Janie, the protagonist, uses her in order to find her identity and throughout the novel develops her cognition further. Mouf kissin' is on uh equal and dat's natural but when dey got to bow down to love, dey soon straightens up. Us keeps our own selves down. Starting with her marriage to Logan, Janie was put in a place where she was expected to work. After Starks dies, Janie becomes financially independent through his estate. For example, Joe forces her silence in the store, a public—and therefore, male—space. He owns his own land, and he farms it successfully.
Janie Mae Crawford - The protagonist of the novel. Tea Cake is Janie's last husband who treats her as more of an equal than Killicks and Starks did, by talking to her and playing checkers with her. New York: Infobase Publishing, 2009, p. Joe models the path advocated by Du Bois, which is one of assertion of dignity and less compromise. Who want any lil ole black baby layin' up in de baby buggy lookin' lak uh fly in buttermilk? These are acts of love that Logan understands.
Janie experiences serenity under the tree and it becomes a symbol of Janie's voice throughout the novel. Their Eyes Were Watching God. Finding the small town residents unambitious, Starks arranges to buy more land, establishes a general store which he has built by local residents, and is soon elected as mayor of the town. She had glossy leaves and bursting buds and she. She is seen as separated from the other women in the novel who follow the traditions in place and do not find a life independent of men. Hurston wrote Their Eyes Were Watching God three weeks after the tumultuous conclusion of her relationship with Punter. However, Logan isn't an evil character—he's just a sullen guy with feet that smell like blue cheese.
When a few Eatonville residents begin to express their resentment toward Jody, Sam acknowledges that Jody can be overbearing and commanding but points out that Jody is responsible for many improvements in the town. He keeps the water buckets full and chops wood for the stove. She doesn't stop to talk to them, and they interpret her passing by as aloofness. She realizes that she does not love Killicks and, therefore, is willing to leave him for someone she thinks she truly loves. He also begins to strike her occasionally.
People expect to find their perfect match while back in Janie's day she was introduced to possible suitors based upon their wealth and married them with the promise of protection. He tells her that he is from Georgia, that he has saved up a lot of money, and that he has come down to Florida to move to a new town that is being built and run by blacks. Because of this, she ended up marrying her first husband, Logan Killicks. The kiss of his memory made pictures of love and light against the wall. However, Janie is not interested in Logan or marriage, her grandmother prescribed the life she wanted Janie to live, a stable… 1078 Words 5 Pages In the novel, Their Eyes were Watching God by Zora Neale Hurston there are many hidden symbols. Racism was gaining legitimacy in the decades leading up to Hurston's writing of Their Eyes Were Watching God. It is the stones for altars and the beginning of wisdom.

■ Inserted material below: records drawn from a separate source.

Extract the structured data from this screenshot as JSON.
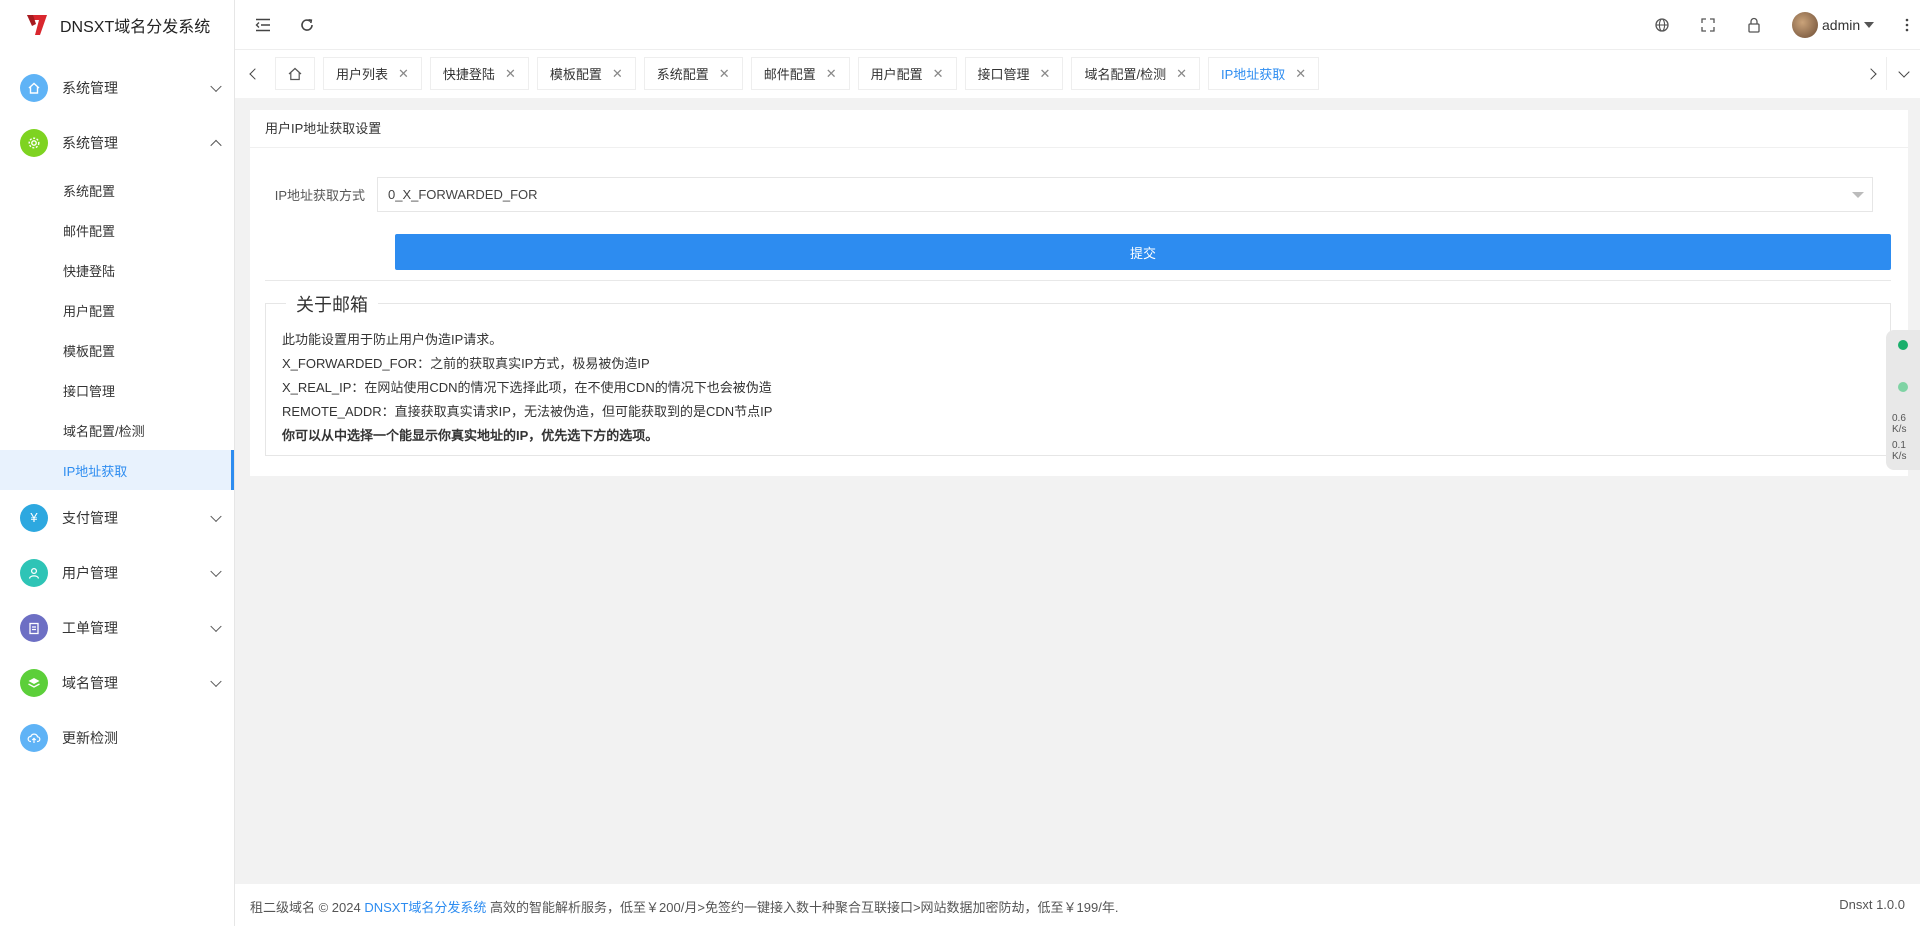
{
  "app": {
    "title": "DNSXT域名分发系统"
  },
  "sidebar": {
    "groups": [
      {
        "label": "系统管理",
        "icon": "home-icon",
        "color": "#5fb3f6",
        "expanded": false
      },
      {
        "label": "系统管理",
        "icon": "gear-icon",
        "color": "#7ed321",
        "expanded": true,
        "items": [
          "系统配置",
          "邮件配置",
          "快捷登陆",
          "用户配置",
          "模板配置",
          "接口管理",
          "域名配置/检测",
          "IP地址获取"
        ],
        "active_item": "IP地址获取"
      },
      {
        "label": "支付管理",
        "icon": "yen-icon",
        "color": "#2da8e0",
        "expanded": false
      },
      {
        "label": "用户管理",
        "icon": "user-icon",
        "color": "#2ec4b6",
        "expanded": false
      },
      {
        "label": "工单管理",
        "icon": "clipboard-icon",
        "color": "#6d6fc4",
        "expanded": false
      },
      {
        "label": "域名管理",
        "icon": "layers-icon",
        "color": "#5ccf3a",
        "expanded": false
      },
      {
        "label": "更新检测",
        "icon": "cloud-upload-icon",
        "color": "#5fb3f6",
        "expanded": false
      }
    ]
  },
  "header": {
    "user_name": "admin"
  },
  "tabs": {
    "items": [
      "用户列表",
      "快捷登陆",
      "模板配置",
      "系统配置",
      "邮件配置",
      "用户配置",
      "接口管理",
      "域名配置/检测",
      "IP地址获取"
    ],
    "active": "IP地址获取"
  },
  "card": {
    "title": "用户IP地址获取设置",
    "form": {
      "label": "IP地址获取方式",
      "selected": "0_X_FORWARDED_FOR",
      "submit": "提交"
    },
    "about": {
      "legend": "关于邮箱",
      "lines": [
        "此功能设置用于防止用户伪造IP请求。",
        "X_FORWARDED_FOR：之前的获取真实IP方式，极易被伪造IP",
        "X_REAL_IP：在网站使用CDN的情况下选择此项，在不使用CDN的情况下也会被伪造",
        "REMOTE_ADDR：直接获取真实请求IP，无法被伪造，但可能获取到的是CDN节点IP"
      ],
      "strong_line": "你可以从中选择一个能显示你真实地址的IP，优先选下方的选项。"
    }
  },
  "net_widget": {
    "up": "0.6",
    "down": "0.1",
    "unit": "K/s"
  },
  "footer": {
    "prefix": "租二级域名 © 2024",
    "link": "DNSXT域名分发系统",
    "suffix": "高效的智能解析服务，低至￥200/月>免签约一键接入数十种聚合互联接口>网站数据加密防劫，低至￥199/年.",
    "version": "Dnsxt 1.0.0"
  },
  "colors": {
    "primary": "#2d8cf0",
    "brand": "#d9272e"
  }
}
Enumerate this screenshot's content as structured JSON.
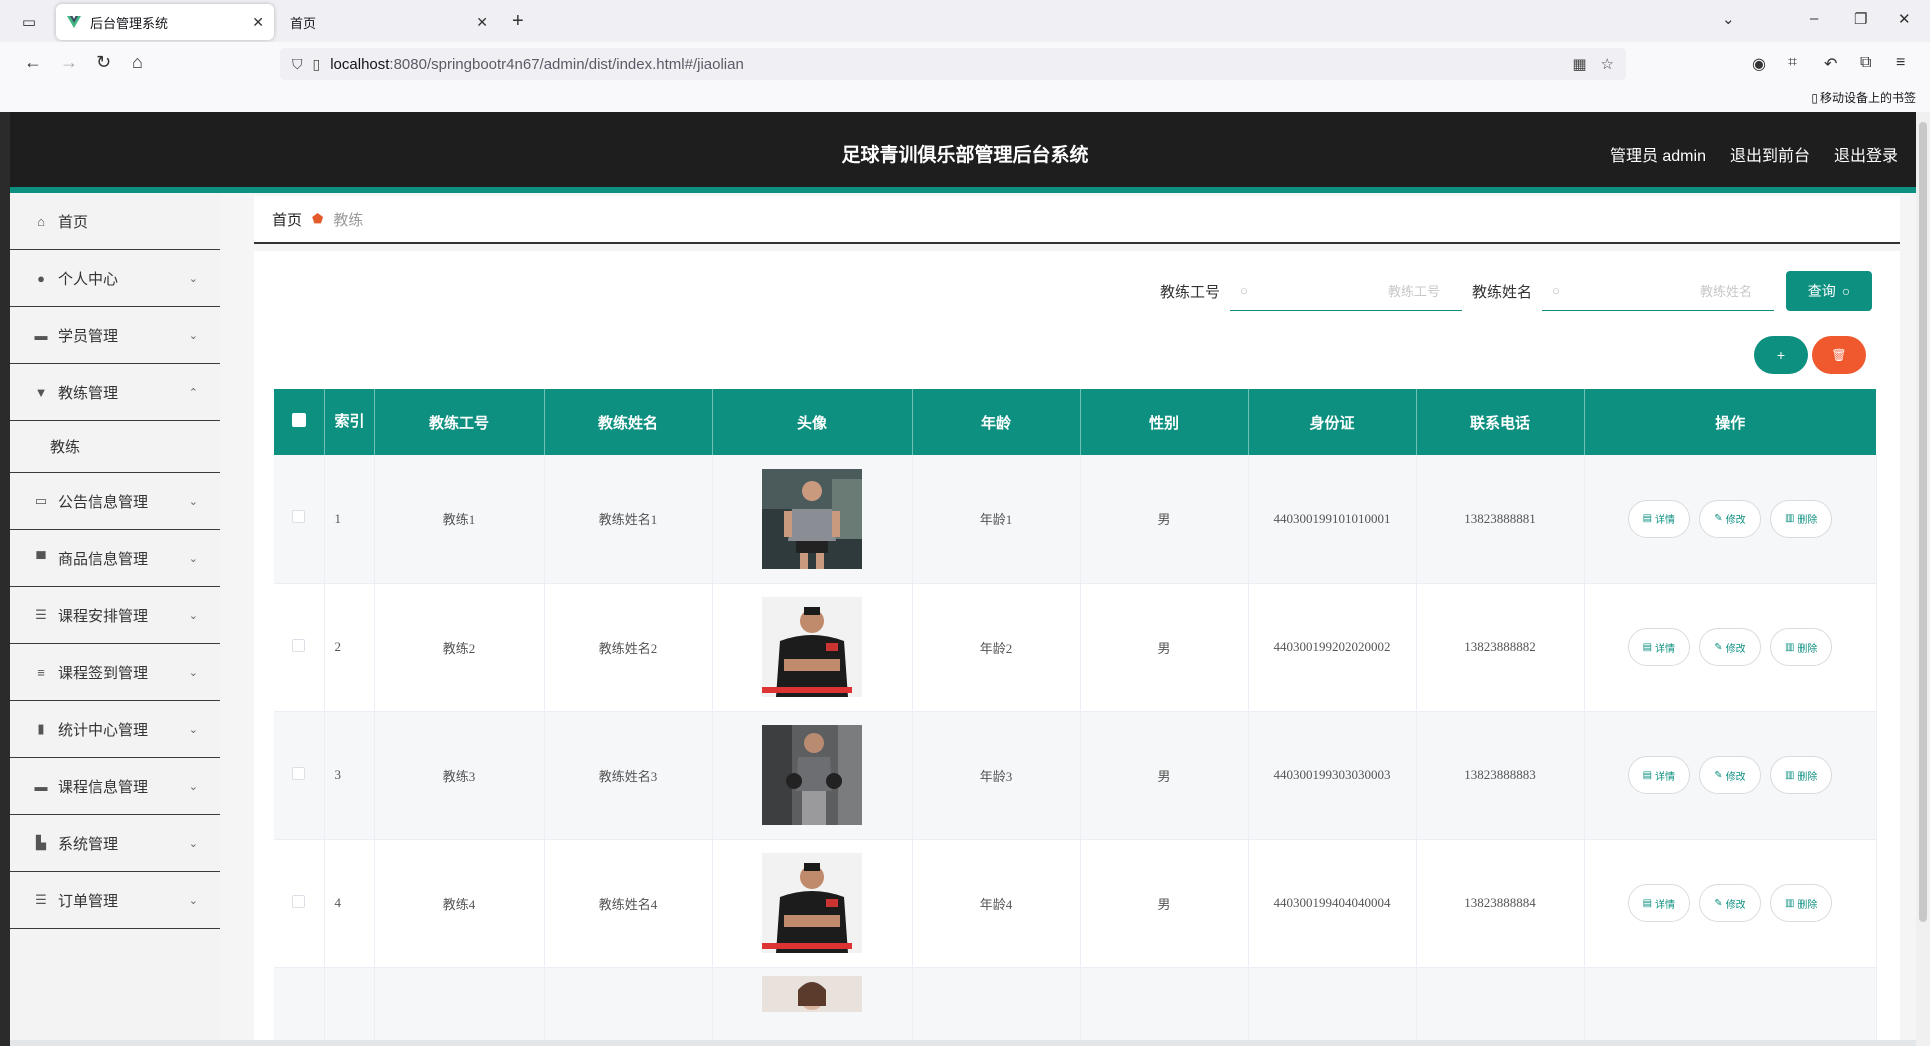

The comment from Jody, Janie's second husband, attempts to suppress her voice and manipulate her thoughts. The production was enhanced by an award from The ' Fund for New American Plays. They sat in company with the others in other shanties, their eyes straining against crude walls and their souls asking if He meant to measure their puny might against His. Janie formed her initial idea of marriage off the image of unity she witnessed between a pear tree and a bee. However, she decides to return to Eatonville. Similarly, Tea Cake is conscious of Janie's lighter skin and her appeal to Mrs.
Starks is compared to as the master of the plantation due to his huge house in the centre of the town. Janie's third husband and first true love. But Tea Cake never let go. Their Eyes Were Watching God. Their marriage is arranged by Janie's grandmother Nanny, a former slave who desires financial security and social status for Janie, and thinks that goal is more important than paying any attention to her granddaughter's own individual desires.
Go fetch me de checker-board and de checkers' 70-71 so that he and the other men could play Bernard 9. Like Janie in the novel, Hurston was significantly older than her lover. Her place is seen as in the home and not out on the porch, a public space which can be defined as male. The lesson that the hurricane seems to offer is that God is all-powerful and will damn the proud like Tea Cake, who believes that his mastery of the muck will allow him to weather the hurricane. . Otherwise they would not be worshipped. Janie finds her independence as a woman after the death of Tea Cake.